• TASK PROMPT: Your reply should reproduce all the data below exactly while excluding the pictures.

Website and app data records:
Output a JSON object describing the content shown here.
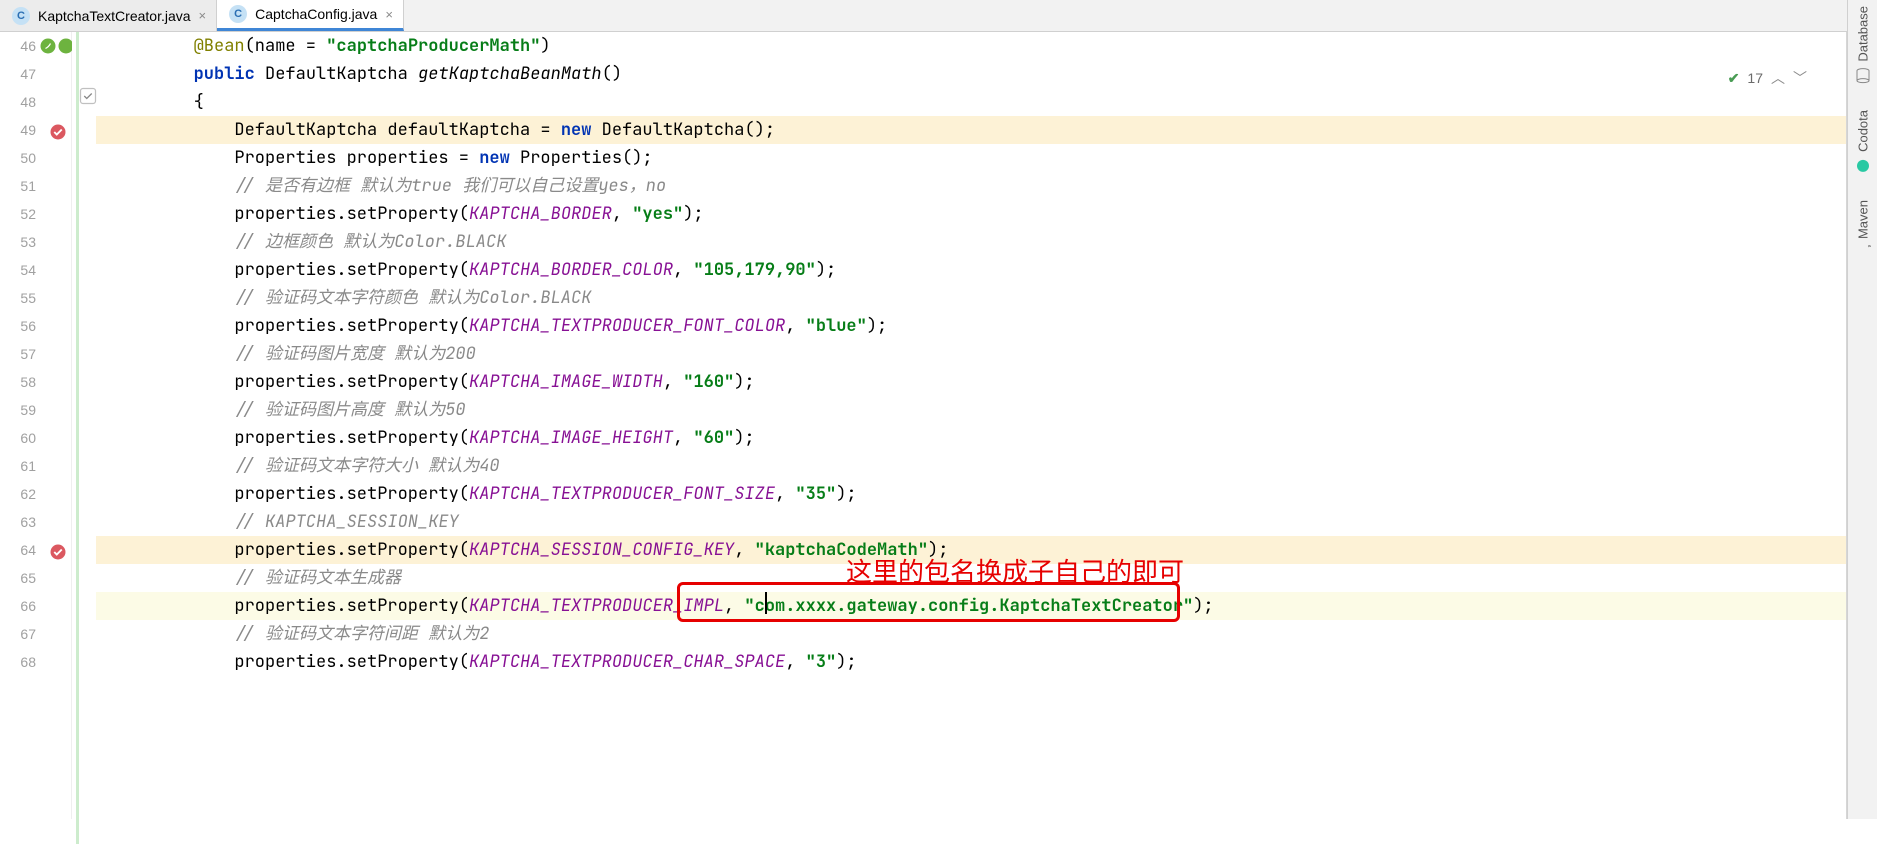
{
  "tabs": [
    {
      "icon": "C",
      "label": "KaptchaTextCreator.java",
      "active": false
    },
    {
      "icon": "C",
      "label": "CaptchaConfig.java",
      "active": true
    }
  ],
  "inspection": {
    "count": "17"
  },
  "rightbar": [
    {
      "label": "Database"
    },
    {
      "label": "Codota"
    },
    {
      "label": "Maven"
    }
  ],
  "annotation": "这里的包名换成子自己的即可",
  "lines": [
    {
      "n": "46",
      "indent": 2,
      "warn": false,
      "tokens": [
        {
          "t": "ann",
          "s": "@Bean"
        },
        {
          "t": "plain",
          "s": "(name = "
        },
        {
          "t": "str",
          "s": "\"captchaProducerMath\""
        },
        {
          "t": "plain",
          "s": ")"
        }
      ]
    },
    {
      "n": "47",
      "indent": 2,
      "tokens": [
        {
          "t": "kw",
          "s": "public "
        },
        {
          "t": "plain",
          "s": "DefaultKaptcha "
        },
        {
          "t": "fn",
          "s": "getKaptchaBeanMath"
        },
        {
          "t": "plain",
          "s": "()"
        }
      ]
    },
    {
      "n": "48",
      "indent": 2,
      "tokens": [
        {
          "t": "plain",
          "s": "{"
        }
      ]
    },
    {
      "n": "49",
      "indent": 3,
      "warn": true,
      "tokens": [
        {
          "t": "plain",
          "s": "DefaultKaptcha defaultKaptcha = "
        },
        {
          "t": "kw",
          "s": "new "
        },
        {
          "t": "plain",
          "s": "DefaultKaptcha();"
        }
      ]
    },
    {
      "n": "50",
      "indent": 3,
      "tokens": [
        {
          "t": "plain",
          "s": "Properties properties = "
        },
        {
          "t": "kw",
          "s": "new "
        },
        {
          "t": "plain",
          "s": "Properties();"
        }
      ]
    },
    {
      "n": "51",
      "indent": 3,
      "tokens": [
        {
          "t": "cmt",
          "s": "// 是否有边框 默认为true 我们可以自己设置yes，no"
        }
      ]
    },
    {
      "n": "52",
      "indent": 3,
      "tokens": [
        {
          "t": "plain",
          "s": "properties.setProperty("
        },
        {
          "t": "con",
          "s": "KAPTCHA_BORDER"
        },
        {
          "t": "plain",
          "s": ", "
        },
        {
          "t": "str",
          "s": "\"yes\""
        },
        {
          "t": "plain",
          "s": ");"
        }
      ]
    },
    {
      "n": "53",
      "indent": 3,
      "tokens": [
        {
          "t": "cmt",
          "s": "// 边框颜色 默认为Color.BLACK"
        }
      ]
    },
    {
      "n": "54",
      "indent": 3,
      "tokens": [
        {
          "t": "plain",
          "s": "properties.setProperty("
        },
        {
          "t": "con",
          "s": "KAPTCHA_BORDER_COLOR"
        },
        {
          "t": "plain",
          "s": ", "
        },
        {
          "t": "str",
          "s": "\"105,179,90\""
        },
        {
          "t": "plain",
          "s": ");"
        }
      ]
    },
    {
      "n": "55",
      "indent": 3,
      "tokens": [
        {
          "t": "cmt",
          "s": "// 验证码文本字符颜色 默认为Color.BLACK"
        }
      ]
    },
    {
      "n": "56",
      "indent": 3,
      "tokens": [
        {
          "t": "plain",
          "s": "properties.setProperty("
        },
        {
          "t": "con",
          "s": "KAPTCHA_TEXTPRODUCER_FONT_COLOR"
        },
        {
          "t": "plain",
          "s": ", "
        },
        {
          "t": "str",
          "s": "\"blue\""
        },
        {
          "t": "plain",
          "s": ");"
        }
      ]
    },
    {
      "n": "57",
      "indent": 3,
      "tokens": [
        {
          "t": "cmt",
          "s": "// 验证码图片宽度 默认为200"
        }
      ]
    },
    {
      "n": "58",
      "indent": 3,
      "tokens": [
        {
          "t": "plain",
          "s": "properties.setProperty("
        },
        {
          "t": "con",
          "s": "KAPTCHA_IMAGE_WIDTH"
        },
        {
          "t": "plain",
          "s": ", "
        },
        {
          "t": "str",
          "s": "\"160\""
        },
        {
          "t": "plain",
          "s": ");"
        }
      ]
    },
    {
      "n": "59",
      "indent": 3,
      "tokens": [
        {
          "t": "cmt",
          "s": "// 验证码图片高度 默认为50"
        }
      ]
    },
    {
      "n": "60",
      "indent": 3,
      "tokens": [
        {
          "t": "plain",
          "s": "properties.setProperty("
        },
        {
          "t": "con",
          "s": "KAPTCHA_IMAGE_HEIGHT"
        },
        {
          "t": "plain",
          "s": ", "
        },
        {
          "t": "str",
          "s": "\"60\""
        },
        {
          "t": "plain",
          "s": ");"
        }
      ]
    },
    {
      "n": "61",
      "indent": 3,
      "tokens": [
        {
          "t": "cmt",
          "s": "// 验证码文本字符大小 默认为40"
        }
      ]
    },
    {
      "n": "62",
      "indent": 3,
      "tokens": [
        {
          "t": "plain",
          "s": "properties.setProperty("
        },
        {
          "t": "con",
          "s": "KAPTCHA_TEXTPRODUCER_FONT_SIZE"
        },
        {
          "t": "plain",
          "s": ", "
        },
        {
          "t": "str",
          "s": "\"35\""
        },
        {
          "t": "plain",
          "s": ");"
        }
      ]
    },
    {
      "n": "63",
      "indent": 3,
      "tokens": [
        {
          "t": "cmt",
          "s": "// KAPTCHA_SESSION_KEY"
        }
      ]
    },
    {
      "n": "64",
      "indent": 3,
      "warn": true,
      "tokens": [
        {
          "t": "plain",
          "s": "properties.setProperty("
        },
        {
          "t": "con",
          "s": "KAPTCHA_SESSION_CONFIG_KEY"
        },
        {
          "t": "plain",
          "s": ", "
        },
        {
          "t": "str",
          "s": "\"kaptchaCodeMath\""
        },
        {
          "t": "plain",
          "s": ");"
        }
      ]
    },
    {
      "n": "65",
      "indent": 3,
      "tokens": [
        {
          "t": "cmt",
          "s": "// 验证码文本生成器"
        }
      ]
    },
    {
      "n": "66",
      "indent": 3,
      "cur": true,
      "tokens": [
        {
          "t": "plain",
          "s": "properties.setProperty("
        },
        {
          "t": "con",
          "s": "KAPTCHA_TEXTPRODUCER_IMPL"
        },
        {
          "t": "plain",
          "s": ", "
        },
        {
          "t": "str",
          "s": "\"com.xxxx.gateway.config.KaptchaTextCreator\""
        },
        {
          "t": "plain",
          "s": ");"
        }
      ]
    },
    {
      "n": "67",
      "indent": 3,
      "tokens": [
        {
          "t": "cmt",
          "s": "// 验证码文本字符间距 默认为2"
        }
      ]
    },
    {
      "n": "68",
      "indent": 3,
      "tokens": [
        {
          "t": "plain",
          "s": "properties.setProperty("
        },
        {
          "t": "con",
          "s": "KAPTCHA_TEXTPRODUCER_CHAR_SPACE"
        },
        {
          "t": "plain",
          "s": ", "
        },
        {
          "t": "str",
          "s": "\"3\""
        },
        {
          "t": "plain",
          "s": ");"
        }
      ]
    }
  ]
}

• ANSWER TO THIS TASK:
Output a JSON object describing the content shown here.
{
  "tabs": [
    {
      "icon": "C",
      "label": "KaptchaTextCreator.java",
      "active": false
    },
    {
      "icon": "C",
      "label": "CaptchaConfig.java",
      "active": true
    }
  ],
  "inspection": {
    "count": "17"
  },
  "rightbar": [
    {
      "label": "Database"
    },
    {
      "label": "Codota"
    },
    {
      "label": "Maven"
    }
  ],
  "annotation": "这里的包名换成子自己的即可",
  "lines": [
    {
      "n": "46",
      "indent": 2,
      "warn": false,
      "tokens": [
        {
          "t": "ann",
          "s": "@Bean"
        },
        {
          "t": "plain",
          "s": "(name = "
        },
        {
          "t": "str",
          "s": "\"captchaProducerMath\""
        },
        {
          "t": "plain",
          "s": ")"
        }
      ]
    },
    {
      "n": "47",
      "indent": 2,
      "tokens": [
        {
          "t": "kw",
          "s": "public "
        },
        {
          "t": "plain",
          "s": "DefaultKaptcha "
        },
        {
          "t": "fn",
          "s": "getKaptchaBeanMath"
        },
        {
          "t": "plain",
          "s": "()"
        }
      ]
    },
    {
      "n": "48",
      "indent": 2,
      "tokens": [
        {
          "t": "plain",
          "s": "{"
        }
      ]
    },
    {
      "n": "49",
      "indent": 3,
      "warn": true,
      "tokens": [
        {
          "t": "plain",
          "s": "DefaultKaptcha defaultKaptcha = "
        },
        {
          "t": "kw",
          "s": "new "
        },
        {
          "t": "plain",
          "s": "DefaultKaptcha();"
        }
      ]
    },
    {
      "n": "50",
      "indent": 3,
      "tokens": [
        {
          "t": "plain",
          "s": "Properties properties = "
        },
        {
          "t": "kw",
          "s": "new "
        },
        {
          "t": "plain",
          "s": "Properties();"
        }
      ]
    },
    {
      "n": "51",
      "indent": 3,
      "tokens": [
        {
          "t": "cmt",
          "s": "// 是否有边框 默认为true 我们可以自己设置yes，no"
        }
      ]
    },
    {
      "n": "52",
      "indent": 3,
      "tokens": [
        {
          "t": "plain",
          "s": "properties.setProperty("
        },
        {
          "t": "con",
          "s": "KAPTCHA_BORDER"
        },
        {
          "t": "plain",
          "s": ", "
        },
        {
          "t": "str",
          "s": "\"yes\""
        },
        {
          "t": "plain",
          "s": ");"
        }
      ]
    },
    {
      "n": "53",
      "indent": 3,
      "tokens": [
        {
          "t": "cmt",
          "s": "// 边框颜色 默认为Color.BLACK"
        }
      ]
    },
    {
      "n": "54",
      "indent": 3,
      "tokens": [
        {
          "t": "plain",
          "s": "properties.setProperty("
        },
        {
          "t": "con",
          "s": "KAPTCHA_BORDER_COLOR"
        },
        {
          "t": "plain",
          "s": ", "
        },
        {
          "t": "str",
          "s": "\"105,179,90\""
        },
        {
          "t": "plain",
          "s": ");"
        }
      ]
    },
    {
      "n": "55",
      "indent": 3,
      "tokens": [
        {
          "t": "cmt",
          "s": "// 验证码文本字符颜色 默认为Color.BLACK"
        }
      ]
    },
    {
      "n": "56",
      "indent": 3,
      "tokens": [
        {
          "t": "plain",
          "s": "properties.setProperty("
        },
        {
          "t": "con",
          "s": "KAPTCHA_TEXTPRODUCER_FONT_COLOR"
        },
        {
          "t": "plain",
          "s": ", "
        },
        {
          "t": "str",
          "s": "\"blue\""
        },
        {
          "t": "plain",
          "s": ");"
        }
      ]
    },
    {
      "n": "57",
      "indent": 3,
      "tokens": [
        {
          "t": "cmt",
          "s": "// 验证码图片宽度 默认为200"
        }
      ]
    },
    {
      "n": "58",
      "indent": 3,
      "tokens": [
        {
          "t": "plain",
          "s": "properties.setProperty("
        },
        {
          "t": "con",
          "s": "KAPTCHA_IMAGE_WIDTH"
        },
        {
          "t": "plain",
          "s": ", "
        },
        {
          "t": "str",
          "s": "\"160\""
        },
        {
          "t": "plain",
          "s": ");"
        }
      ]
    },
    {
      "n": "59",
      "indent": 3,
      "tokens": [
        {
          "t": "cmt",
          "s": "// 验证码图片高度 默认为50"
        }
      ]
    },
    {
      "n": "60",
      "indent": 3,
      "tokens": [
        {
          "t": "plain",
          "s": "properties.setProperty("
        },
        {
          "t": "con",
          "s": "KAPTCHA_IMAGE_HEIGHT"
        },
        {
          "t": "plain",
          "s": ", "
        },
        {
          "t": "str",
          "s": "\"60\""
        },
        {
          "t": "plain",
          "s": ");"
        }
      ]
    },
    {
      "n": "61",
      "indent": 3,
      "tokens": [
        {
          "t": "cmt",
          "s": "// 验证码文本字符大小 默认为40"
        }
      ]
    },
    {
      "n": "62",
      "indent": 3,
      "tokens": [
        {
          "t": "plain",
          "s": "properties.setProperty("
        },
        {
          "t": "con",
          "s": "KAPTCHA_TEXTPRODUCER_FONT_SIZE"
        },
        {
          "t": "plain",
          "s": ", "
        },
        {
          "t": "str",
          "s": "\"35\""
        },
        {
          "t": "plain",
          "s": ");"
        }
      ]
    },
    {
      "n": "63",
      "indent": 3,
      "tokens": [
        {
          "t": "cmt",
          "s": "// KAPTCHA_SESSION_KEY"
        }
      ]
    },
    {
      "n": "64",
      "indent": 3,
      "warn": true,
      "tokens": [
        {
          "t": "plain",
          "s": "properties.setProperty("
        },
        {
          "t": "con",
          "s": "KAPTCHA_SESSION_CONFIG_KEY"
        },
        {
          "t": "plain",
          "s": ", "
        },
        {
          "t": "str",
          "s": "\"kaptchaCodeMath\""
        },
        {
          "t": "plain",
          "s": ");"
        }
      ]
    },
    {
      "n": "65",
      "indent": 3,
      "tokens": [
        {
          "t": "cmt",
          "s": "// 验证码文本生成器"
        }
      ]
    },
    {
      "n": "66",
      "indent": 3,
      "cur": true,
      "tokens": [
        {
          "t": "plain",
          "s": "properties.setProperty("
        },
        {
          "t": "con",
          "s": "KAPTCHA_TEXTPRODUCER_IMPL"
        },
        {
          "t": "plain",
          "s": ", "
        },
        {
          "t": "str",
          "s": "\"com.xxxx.gateway.config.KaptchaTextCreator\""
        },
        {
          "t": "plain",
          "s": ");"
        }
      ]
    },
    {
      "n": "67",
      "indent": 3,
      "tokens": [
        {
          "t": "cmt",
          "s": "// 验证码文本字符间距 默认为2"
        }
      ]
    },
    {
      "n": "68",
      "indent": 3,
      "tokens": [
        {
          "t": "plain",
          "s": "properties.setProperty("
        },
        {
          "t": "con",
          "s": "KAPTCHA_TEXTPRODUCER_CHAR_SPACE"
        },
        {
          "t": "plain",
          "s": ", "
        },
        {
          "t": "str",
          "s": "\"3\""
        },
        {
          "t": "plain",
          "s": ");"
        }
      ]
    }
  ]
}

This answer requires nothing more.